WORK TASK -> Without the pictures, give the entries below again exactly as written.
'''
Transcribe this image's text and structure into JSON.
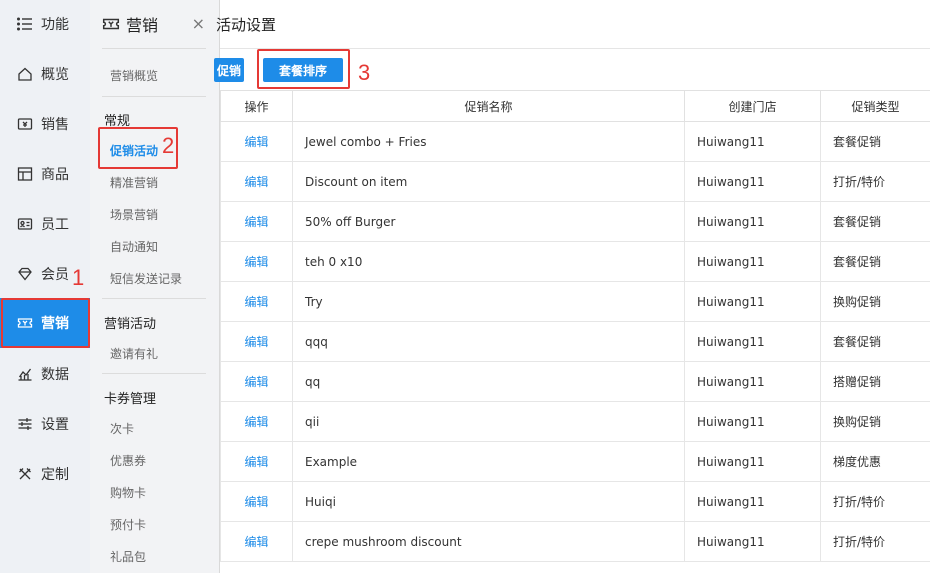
{
  "nav": {
    "items": [
      {
        "label": "功能",
        "icon": "menu-list-icon"
      },
      {
        "label": "概览",
        "icon": "home-icon"
      },
      {
        "label": "销售",
        "icon": "cash-register-icon"
      },
      {
        "label": "商品",
        "icon": "shop-icon"
      },
      {
        "label": "员工",
        "icon": "id-card-icon"
      },
      {
        "label": "会员",
        "icon": "diamond-icon"
      },
      {
        "label": "营销",
        "icon": "coupon-icon"
      },
      {
        "label": "数据",
        "icon": "chart-icon"
      },
      {
        "label": "设置",
        "icon": "sliders-icon"
      },
      {
        "label": "定制",
        "icon": "tools-icon"
      }
    ],
    "active": "营销"
  },
  "submenu": {
    "title": "营销",
    "close": "×",
    "overview": "营销概览",
    "groups": [
      {
        "title": "常规",
        "items": [
          "促销活动",
          "精准营销",
          "场景营销",
          "自动通知",
          "短信发送记录"
        ]
      },
      {
        "title": "营销活动",
        "items": [
          "邀请有礼"
        ]
      },
      {
        "title": "卡券管理",
        "items": [
          "次卡",
          "优惠券",
          "购物卡",
          "预付卡",
          "礼品包"
        ]
      }
    ],
    "active_item": "促销活动"
  },
  "main": {
    "title": "活动设置",
    "buttons": {
      "promo": "促销",
      "sort": "套餐排序"
    },
    "table": {
      "headers": [
        "操作",
        "促销名称",
        "创建门店",
        "促销类型"
      ],
      "edit_label": "编辑",
      "rows": [
        {
          "name": "Jewel combo + Fries",
          "store": "Huiwang11",
          "type": "套餐促销"
        },
        {
          "name": "Discount on item",
          "store": "Huiwang11",
          "type": "打折/特价"
        },
        {
          "name": "50% off Burger",
          "store": "Huiwang11",
          "type": "套餐促销"
        },
        {
          "name": "teh 0 x10",
          "store": "Huiwang11",
          "type": "套餐促销"
        },
        {
          "name": "Try",
          "store": "Huiwang11",
          "type": "换购促销"
        },
        {
          "name": "qqq",
          "store": "Huiwang11",
          "type": "套餐促销"
        },
        {
          "name": "qq",
          "store": "Huiwang11",
          "type": "搭赠促销"
        },
        {
          "name": "qii",
          "store": "Huiwang11",
          "type": "换购促销"
        },
        {
          "name": "Example",
          "store": "Huiwang11",
          "type": "梯度优惠"
        },
        {
          "name": "Huiqi",
          "store": "Huiwang11",
          "type": "打折/特价"
        },
        {
          "name": "crepe mushroom discount",
          "store": "Huiwang11",
          "type": "打折/特价"
        }
      ]
    }
  },
  "annotations": [
    "1",
    "2",
    "3"
  ],
  "colors": {
    "accent": "#1e8ce8",
    "annotation": "#e53935"
  }
}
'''
TASK ANSWER ->
Transcribe this image's text and structure into JSON.
{
  "nav": {
    "items": [
      {
        "label": "功能",
        "icon": "menu-list-icon"
      },
      {
        "label": "概览",
        "icon": "home-icon"
      },
      {
        "label": "销售",
        "icon": "cash-register-icon"
      },
      {
        "label": "商品",
        "icon": "shop-icon"
      },
      {
        "label": "员工",
        "icon": "id-card-icon"
      },
      {
        "label": "会员",
        "icon": "diamond-icon"
      },
      {
        "label": "营销",
        "icon": "coupon-icon"
      },
      {
        "label": "数据",
        "icon": "chart-icon"
      },
      {
        "label": "设置",
        "icon": "sliders-icon"
      },
      {
        "label": "定制",
        "icon": "tools-icon"
      }
    ],
    "active": "营销"
  },
  "submenu": {
    "title": "营销",
    "close": "×",
    "overview": "营销概览",
    "groups": [
      {
        "title": "常规",
        "items": [
          "促销活动",
          "精准营销",
          "场景营销",
          "自动通知",
          "短信发送记录"
        ]
      },
      {
        "title": "营销活动",
        "items": [
          "邀请有礼"
        ]
      },
      {
        "title": "卡券管理",
        "items": [
          "次卡",
          "优惠券",
          "购物卡",
          "预付卡",
          "礼品包"
        ]
      }
    ],
    "active_item": "促销活动"
  },
  "main": {
    "title": "活动设置",
    "buttons": {
      "promo": "促销",
      "sort": "套餐排序"
    },
    "table": {
      "headers": [
        "操作",
        "促销名称",
        "创建门店",
        "促销类型"
      ],
      "edit_label": "编辑",
      "rows": [
        {
          "name": "Jewel combo + Fries",
          "store": "Huiwang11",
          "type": "套餐促销"
        },
        {
          "name": "Discount on item",
          "store": "Huiwang11",
          "type": "打折/特价"
        },
        {
          "name": "50% off Burger",
          "store": "Huiwang11",
          "type": "套餐促销"
        },
        {
          "name": "teh 0 x10",
          "store": "Huiwang11",
          "type": "套餐促销"
        },
        {
          "name": "Try",
          "store": "Huiwang11",
          "type": "换购促销"
        },
        {
          "name": "qqq",
          "store": "Huiwang11",
          "type": "套餐促销"
        },
        {
          "name": "qq",
          "store": "Huiwang11",
          "type": "搭赠促销"
        },
        {
          "name": "qii",
          "store": "Huiwang11",
          "type": "换购促销"
        },
        {
          "name": "Example",
          "store": "Huiwang11",
          "type": "梯度优惠"
        },
        {
          "name": "Huiqi",
          "store": "Huiwang11",
          "type": "打折/特价"
        },
        {
          "name": "crepe mushroom discount",
          "store": "Huiwang11",
          "type": "打折/特价"
        }
      ]
    }
  },
  "annotations": [
    "1",
    "2",
    "3"
  ],
  "colors": {
    "accent": "#1e8ce8",
    "annotation": "#e53935"
  }
}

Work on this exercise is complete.